Much like hacks, a distributed denial of service (DDoS) is an inevitability for those who run popular public services. Game servers are particularly vulnerable.
If your desktop host gets DDoSed, your ISP is going to be unhappy. At best, they suspend your service as they try to mitigate the issue, and won’t have much motivation to get you connected again. And, during that time, you’re completely offline.
A data center has both software and hardware built-in to help mitigate the damage caused by a DDoS. It’s not a guarantee that your service will stay online, but it does give you a platform to recover from. Plus, you can connect your server to a service like CloudFlare to at least serve a cached version of your site while the DDoS peters out.
How many times has either your power or your internet gone down in the last month? The last year? If you can count even just a few instances, you’re already less reliable that your average data center.
Add to that the number of times your router decides to freeze up, requiring you to power cycle it. Or, even when you have to reboot your computer to install some updates.
All of our data centers use multiple, redundant ISPs in order to ensure that if one goes down, another will be available to handle the traffic. Same goes for power—backup solutions will keep servers humming until full power is restored.

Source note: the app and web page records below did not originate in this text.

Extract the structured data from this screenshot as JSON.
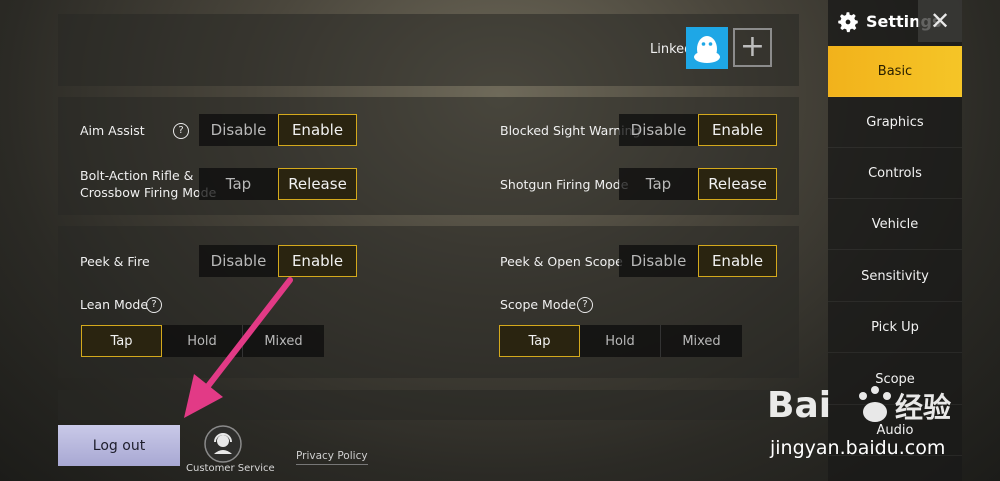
{
  "linked": {
    "label": "Linked"
  },
  "rows1": {
    "aim_assist": {
      "label": "Aim Assist",
      "options": [
        "Disable",
        "Enable"
      ],
      "selected": "Enable"
    },
    "blocked_sight": {
      "label": "Blocked Sight Warning",
      "options": [
        "Disable",
        "Enable"
      ],
      "selected": "Enable"
    },
    "bolt_action": {
      "label": "Bolt-Action Rifle &\nCrossbow Firing Mode",
      "options": [
        "Tap",
        "Release"
      ],
      "selected": "Release"
    },
    "shotgun": {
      "label": "Shotgun Firing Mode",
      "options": [
        "Tap",
        "Release"
      ],
      "selected": "Release"
    }
  },
  "rows2": {
    "peek_fire": {
      "label": "Peek & Fire",
      "options": [
        "Disable",
        "Enable"
      ],
      "selected": "Enable"
    },
    "peek_open": {
      "label": "Peek & Open Scope",
      "options": [
        "Disable",
        "Enable"
      ],
      "selected": "Enable"
    },
    "lean_mode": {
      "label": "Lean Mode",
      "options": [
        "Tap",
        "Hold",
        "Mixed"
      ],
      "selected": "Tap"
    },
    "scope_mode": {
      "label": "Scope Mode",
      "options": [
        "Tap",
        "Hold",
        "Mixed"
      ],
      "selected": "Tap"
    }
  },
  "sidebar": {
    "title": "Settings",
    "close": "✕",
    "items": [
      {
        "label": "Basic",
        "active": true
      },
      {
        "label": "Graphics"
      },
      {
        "label": "Controls"
      },
      {
        "label": "Vehicle"
      },
      {
        "label": "Sensitivity"
      },
      {
        "label": "Pick Up"
      },
      {
        "label": "Scope"
      },
      {
        "label": "Audio"
      }
    ]
  },
  "footer": {
    "logout": "Log out",
    "customer_service": "Customer Service",
    "privacy": "Privacy Policy"
  },
  "watermark": {
    "text": "jingyan.baidu.com"
  },
  "colors": {
    "accent": "#f2b21b",
    "selected_border": "#d4a91c",
    "arrow": "#e23a86",
    "qq_blue": "#1ea7e6"
  }
}
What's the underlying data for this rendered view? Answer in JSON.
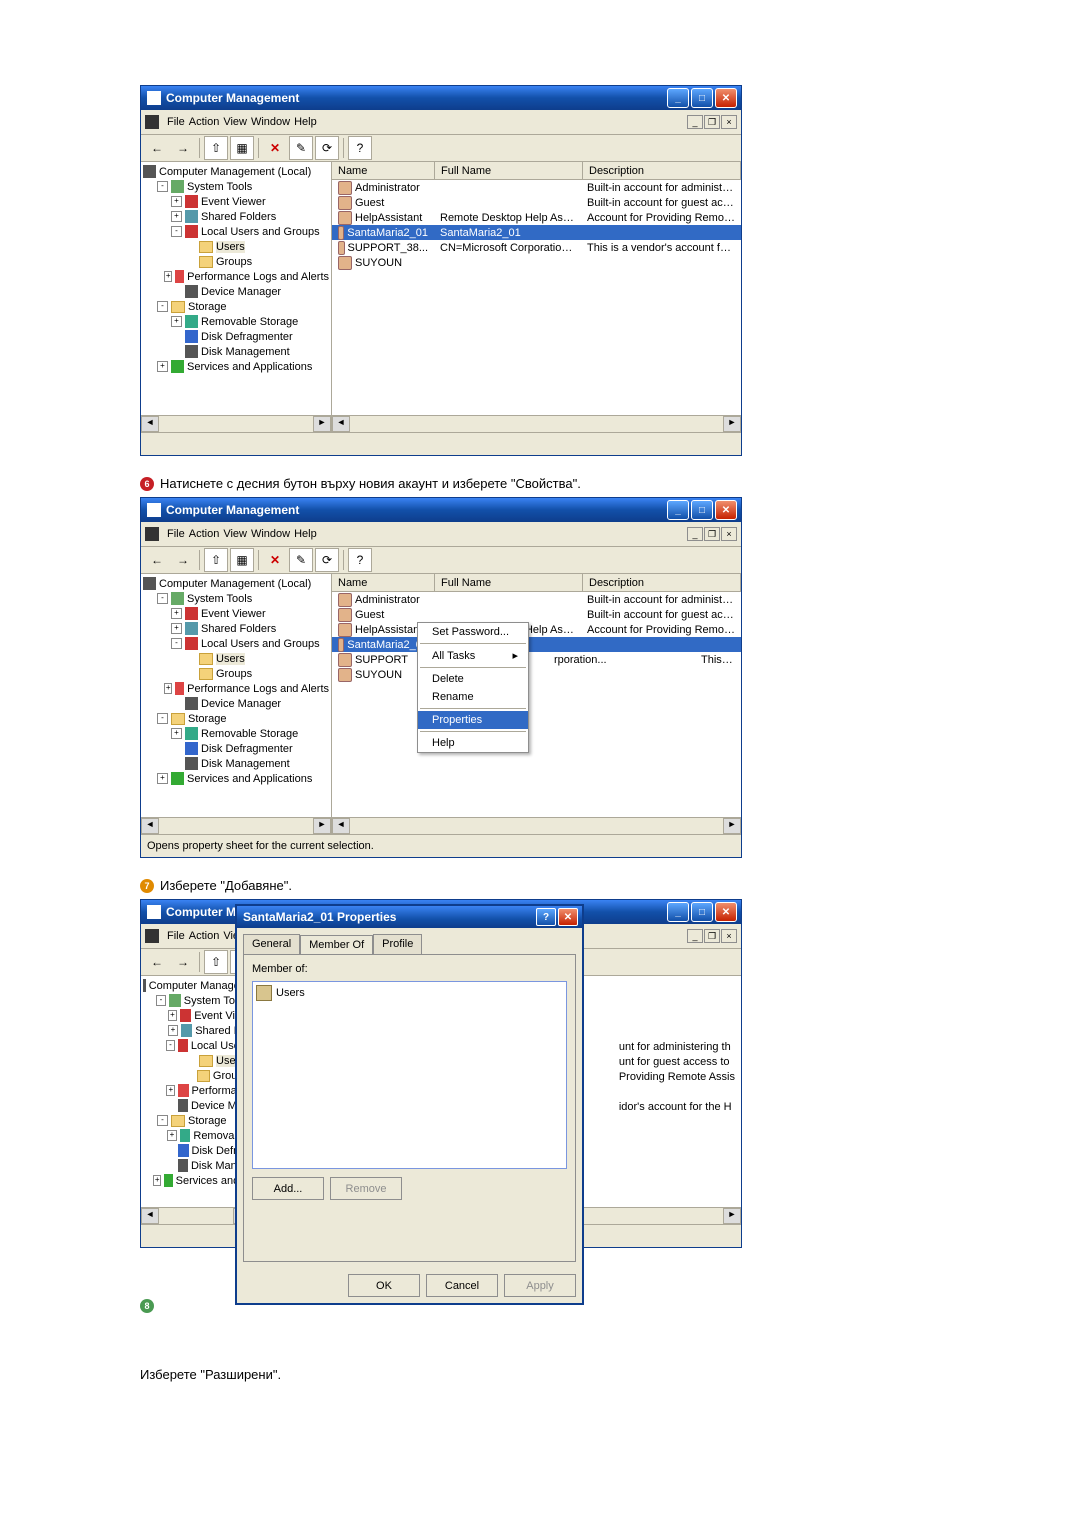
{
  "steps": {
    "s6": "Натиснете с десния бутон върху новия акаунт и изберете \"Свойства\".",
    "s7": "Изберете \"Добавяне\".",
    "s8_bottom": "Изберете \"Разширени\"."
  },
  "window": {
    "title": "Computer Management",
    "menus": [
      "File",
      "Action",
      "View",
      "Window",
      "Help"
    ]
  },
  "tree": {
    "root": "Computer Management (Local)",
    "systools": "System Tools",
    "evtviewer": "Event Viewer",
    "shared": "Shared Folders",
    "lug": "Local Users and Groups",
    "users": "Users",
    "groups": "Groups",
    "perf": "Performance Logs and Alerts",
    "devmgr": "Device Manager",
    "storage": "Storage",
    "removable": "Removable Storage",
    "defrag": "Disk Defragmenter",
    "diskm": "Disk Management",
    "services": "Services and Applications"
  },
  "list": {
    "cols": {
      "name": "Name",
      "full": "Full Name",
      "desc": "Description"
    },
    "rows": [
      {
        "name": "Administrator",
        "full": "",
        "desc": "Built-in account for administering th"
      },
      {
        "name": "Guest",
        "full": "",
        "desc": "Built-in account for guest access to"
      },
      {
        "name": "HelpAssistant",
        "full": "Remote Desktop Help Assi...",
        "desc": "Account for Providing Remote Assis"
      },
      {
        "name": "SantaMaria2_01",
        "full": "SantaMaria2_01",
        "desc": ""
      },
      {
        "name": "SUPPORT_38...",
        "full": "CN=Microsoft Corporation...",
        "desc": "This is a vendor's account for the H"
      },
      {
        "name": "SUYOUN",
        "full": "",
        "desc": ""
      }
    ],
    "rows2": {
      "support_short": "SUPPORT",
      "support_full2": "rporation...",
      "support_desc2": "This is a vendor's account for the H"
    }
  },
  "context_menu": {
    "setpass": "Set Password...",
    "alltasks": "All Tasks",
    "delete": "Delete",
    "rename": "Rename",
    "properties": "Properties",
    "help": "Help"
  },
  "status": {
    "opens_prop": "Opens property sheet for the current selection."
  },
  "dialog": {
    "title": "SantaMaria2_01 Properties",
    "tabs": {
      "general": "General",
      "memberof": "Member Of",
      "profile": "Profile"
    },
    "memberof_label": "Member of:",
    "group_users": "Users",
    "add": "Add...",
    "remove": "Remove",
    "ok": "OK",
    "cancel": "Cancel",
    "apply": "Apply"
  },
  "back_desc": {
    "l1": "unt for administering th",
    "l2": "unt for guest access to",
    "l3": "Providing Remote Assis",
    "l4": "idor's account for the H"
  },
  "tree_trunc": {
    "root": "Computer Managem",
    "evt": "Event View",
    "shared": "Shared Fol",
    "lug": "Local Users",
    "perf": "Performand",
    "dev": "Device Man",
    "rem": "Removable",
    "defrag": "Disk Defrag",
    "diskm": "Disk Manag",
    "serv": "Services and A"
  },
  "partial_title": "Computer Mana",
  "menus_trunc": {
    "view": "Vie"
  }
}
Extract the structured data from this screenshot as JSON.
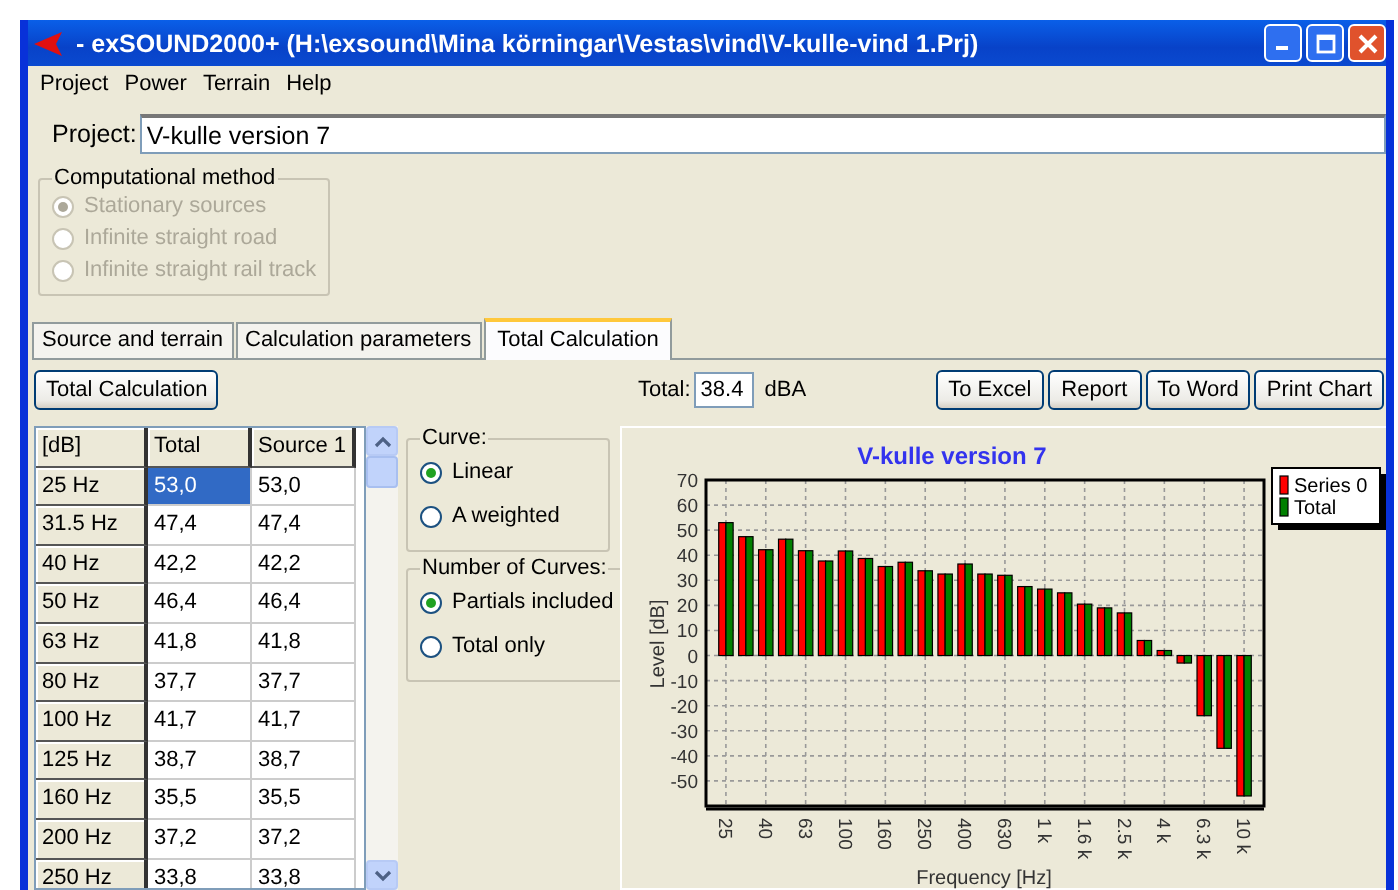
{
  "window": {
    "title": "- exSOUND2000+ (H:\\exsound\\Mina körningar\\Vestas\\vind\\V-kulle-vind 1.Prj)"
  },
  "menu": [
    "Project",
    "Power",
    "Terrain",
    "Help"
  ],
  "project": {
    "label": "Project:",
    "value": "V-kulle version 7"
  },
  "computational_method": {
    "title": "Computational method",
    "disabled": true,
    "options": [
      {
        "label": "Stationary sources",
        "selected": true
      },
      {
        "label": "Infinite straight road",
        "selected": false
      },
      {
        "label": "Infinite straight rail track",
        "selected": false
      }
    ]
  },
  "tabs": [
    {
      "label": "Source and terrain",
      "selected": false
    },
    {
      "label": "Calculation parameters",
      "selected": false
    },
    {
      "label": "Total Calculation",
      "selected": true
    }
  ],
  "toolbar": {
    "calc_button": "Total Calculation",
    "total_label": "Total:",
    "total_value": "38.4",
    "unit": "dBA",
    "buttons": [
      "To Excel",
      "Report",
      "To Word",
      "Print Chart"
    ]
  },
  "table": {
    "columns": [
      "[dB]",
      "Total",
      "Source 1"
    ],
    "rows": [
      {
        "cells": [
          {
            "text": "25 Hz",
            "selected": false
          },
          {
            "text": "53,0",
            "selected": true
          },
          {
            "text": "53,0",
            "selected": false
          }
        ]
      },
      {
        "cells": [
          {
            "text": "31.5 Hz",
            "selected": false
          },
          {
            "text": "47,4",
            "selected": false
          },
          {
            "text": "47,4",
            "selected": false
          }
        ]
      },
      {
        "cells": [
          {
            "text": "40 Hz",
            "selected": false
          },
          {
            "text": "42,2",
            "selected": false
          },
          {
            "text": "42,2",
            "selected": false
          }
        ]
      },
      {
        "cells": [
          {
            "text": "50 Hz",
            "selected": false
          },
          {
            "text": "46,4",
            "selected": false
          },
          {
            "text": "46,4",
            "selected": false
          }
        ]
      },
      {
        "cells": [
          {
            "text": "63 Hz",
            "selected": false
          },
          {
            "text": "41,8",
            "selected": false
          },
          {
            "text": "41,8",
            "selected": false
          }
        ]
      },
      {
        "cells": [
          {
            "text": "80 Hz",
            "selected": false
          },
          {
            "text": "37,7",
            "selected": false
          },
          {
            "text": "37,7",
            "selected": false
          }
        ]
      },
      {
        "cells": [
          {
            "text": "100 Hz",
            "selected": false
          },
          {
            "text": "41,7",
            "selected": false
          },
          {
            "text": "41,7",
            "selected": false
          }
        ]
      },
      {
        "cells": [
          {
            "text": "125 Hz",
            "selected": false
          },
          {
            "text": "38,7",
            "selected": false
          },
          {
            "text": "38,7",
            "selected": false
          }
        ]
      },
      {
        "cells": [
          {
            "text": "160 Hz",
            "selected": false
          },
          {
            "text": "35,5",
            "selected": false
          },
          {
            "text": "35,5",
            "selected": false
          }
        ]
      },
      {
        "cells": [
          {
            "text": "200 Hz",
            "selected": false
          },
          {
            "text": "37,2",
            "selected": false
          },
          {
            "text": "37,2",
            "selected": false
          }
        ]
      },
      {
        "cells": [
          {
            "text": "250 Hz",
            "selected": false
          },
          {
            "text": "33,8",
            "selected": false
          },
          {
            "text": "33,8",
            "selected": false
          }
        ]
      }
    ]
  },
  "curve": {
    "title": "Curve:",
    "options": [
      {
        "label": "Linear",
        "selected": true
      },
      {
        "label": "A weighted",
        "selected": false
      }
    ]
  },
  "number_of_curves": {
    "title": "Number of Curves:",
    "options": [
      {
        "label": "Partials included",
        "selected": true
      },
      {
        "label": "Total only",
        "selected": false
      }
    ]
  },
  "chart": {
    "chart_data": {
      "type": "bar",
      "title": "V-kulle version 7",
      "xlabel": "Frequency [Hz]",
      "ylabel": "Level [dB]",
      "categories": [
        "25",
        null,
        "40",
        null,
        "63",
        null,
        "100",
        null,
        "160",
        null,
        "250",
        null,
        "400",
        null,
        "630",
        null,
        "1 k",
        null,
        "1.6 k",
        null,
        "2.5 k",
        null,
        "4 k",
        null,
        "6.3 k",
        null,
        "10 k"
      ],
      "stacked": false,
      "grid": true,
      "legend": true,
      "series": [
        {
          "name": "Series 0",
          "color": "#ff0000",
          "values": [
            53.0,
            47.4,
            42.2,
            46.4,
            41.8,
            37.7,
            41.7,
            38.7,
            35.5,
            37.2,
            33.8,
            32.5,
            36.5,
            32.5,
            32,
            27.5,
            26.5,
            25,
            20.5,
            19,
            17,
            6,
            2,
            -3,
            -24,
            -37,
            -56
          ]
        },
        {
          "name": "Total",
          "color": "#008000",
          "values": [
            53.0,
            47.4,
            42.2,
            46.4,
            41.8,
            37.7,
            41.7,
            38.7,
            35.5,
            37.2,
            33.8,
            32.5,
            36.5,
            32.5,
            32,
            27.5,
            26.5,
            25,
            20.5,
            19,
            17,
            6,
            2,
            -3,
            -24,
            -37,
            -56
          ]
        }
      ],
      "ylim": [
        -60,
        70
      ],
      "yticks": [
        -50,
        -40,
        -30,
        -20,
        -10,
        0,
        10,
        20,
        30,
        40,
        50,
        60,
        70
      ]
    }
  }
}
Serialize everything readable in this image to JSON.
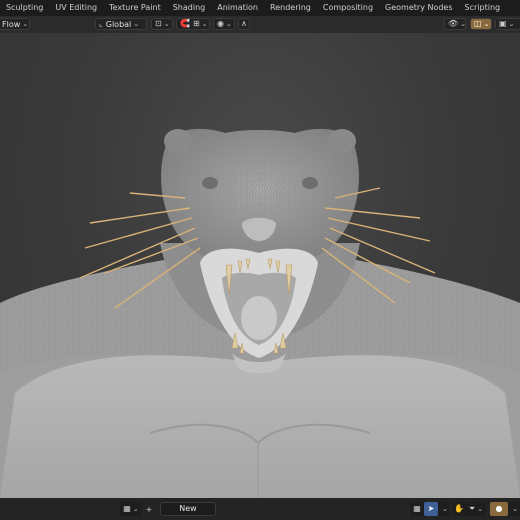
{
  "workspace_tabs": [
    "Sculpting",
    "UV Editing",
    "Texture Paint",
    "Shading",
    "Animation",
    "Rendering",
    "Compositing",
    "Geometry Nodes",
    "Scripting"
  ],
  "toolbar": {
    "left_dropdown": "Flow",
    "orientation": "Global",
    "snap_icon": "snap-icon",
    "proportional_icon": "proportional-edit-icon"
  },
  "bottombar": {
    "new_label": "New",
    "add_symbol": "+"
  },
  "colors": {
    "fur": "#bdbdbd",
    "whiskers": "#d9b277",
    "teeth": "#e0cfa6",
    "accent": "#3f6096"
  }
}
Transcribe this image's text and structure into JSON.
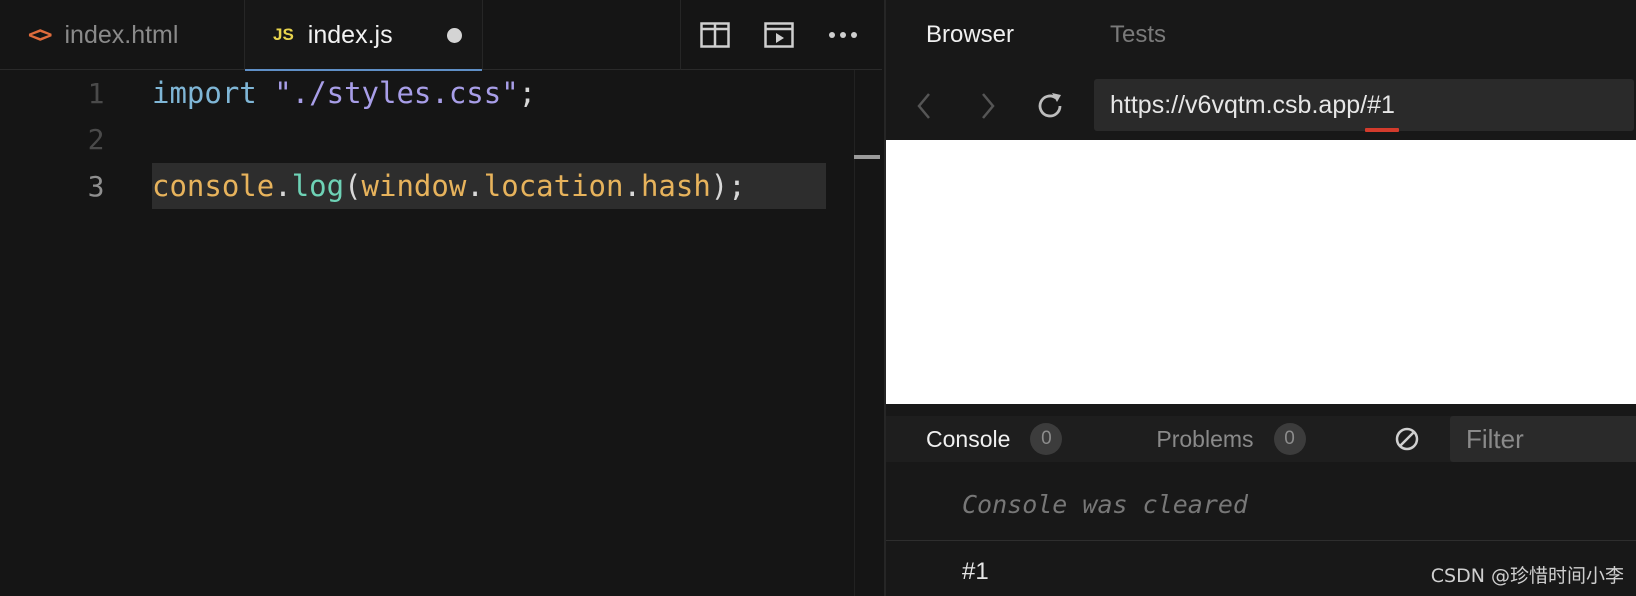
{
  "editor": {
    "tabs": [
      {
        "label": "index.html",
        "icon": "html-code-icon",
        "icon_glyph": "<>",
        "active": false
      },
      {
        "label": "index.js",
        "icon": "js-file-icon",
        "icon_glyph": "JS",
        "active": true,
        "unsaved": true
      }
    ],
    "actions": [
      "split-editor-icon",
      "open-preview-icon",
      "more-actions-icon"
    ],
    "lines": [
      {
        "number": "1",
        "tokens": [
          {
            "t": "import",
            "c": "kw"
          },
          {
            "t": " ",
            "c": "punc"
          },
          {
            "t": "\"./styles.css\"",
            "c": "str"
          },
          {
            "t": ";",
            "c": "punc"
          }
        ]
      },
      {
        "number": "2",
        "tokens": []
      },
      {
        "number": "3",
        "active": true,
        "tokens": [
          {
            "t": "console",
            "c": "ident"
          },
          {
            "t": ".",
            "c": "punc"
          },
          {
            "t": "log",
            "c": "fn"
          },
          {
            "t": "(",
            "c": "punc"
          },
          {
            "t": "window",
            "c": "ident"
          },
          {
            "t": ".",
            "c": "punc"
          },
          {
            "t": "location",
            "c": "ident"
          },
          {
            "t": ".",
            "c": "punc"
          },
          {
            "t": "hash",
            "c": "ident"
          },
          {
            "t": ");",
            "c": "punc"
          }
        ]
      }
    ]
  },
  "browser": {
    "tabs": {
      "browser": "Browser",
      "tests": "Tests"
    },
    "url_base": "https://v6vqtm.csb.app/",
    "url_hash": "#1",
    "highlight_color": "#d33b2c"
  },
  "console": {
    "tab_label": "Console",
    "console_count": "0",
    "problems_label": "Problems",
    "problems_count": "0",
    "filter_placeholder": "Filter",
    "cleared_message": "Console was cleared",
    "output": "#1"
  },
  "watermark": "CSDN @珍惜时间小李"
}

|The Intel E5 processor die|
Even if you have a top-tier gaming desktop, it generally can’t beat out the processing power of purpose-built server hardware.
For example, SSD Nodes is powered by best-in-class Intel E5 v4 processors—if you want desktop processor that matches the performance, you’re looking at a $500+ investment. Add to that a few SSDs running in a RAID 10 configuration, and it’ll be tough to beat without dropping some serious cash—far more than running a VPS for a few years, even.
Plus, if you have a nice gaming machine, you’ll probably want to use it for, you know, gaming every now and then. While your desktop is busy pushing pixels, you’ll likely see significant slow-downs on page rendering and other hosting tasks.
Behind every domain name (e.g.
ssdnodes.com) is an IP address. That conversion is possible thanks to DNS servers, although these rely on having stable IP addresses to connect to.
If you’re using residential internet, there’s a good chance that your public IP address changes every now and then. You probably don’t even notice it. But if you’re running a web server and your IP address changes, the DNS won’t know where to look.
|When the desktop hosting situation gets… out of hand|
Years ago, hosting servers via home desktops was much more common, as buying a VPS was prohibitively expensive for many. But, the costs of running a data center have fallen dramatically, and continue to do so. That means lower costs for customers, which means the VPS is accessible to more people than ever before.
But, it’s not for everyone. Hosting from home can be an incredible educational experience—no doubt many of today’s programmers and developers started in exactly that way. For those with a willingness to learn and a heavy dose of bravery,
Those who simply get up and running quickly will find a VPS to be the go-to solution no matter the application. For a few dollars a month, fast and reliable service is within reach—with all of the benefits of a data center plus all of the flexibility of running just about anything.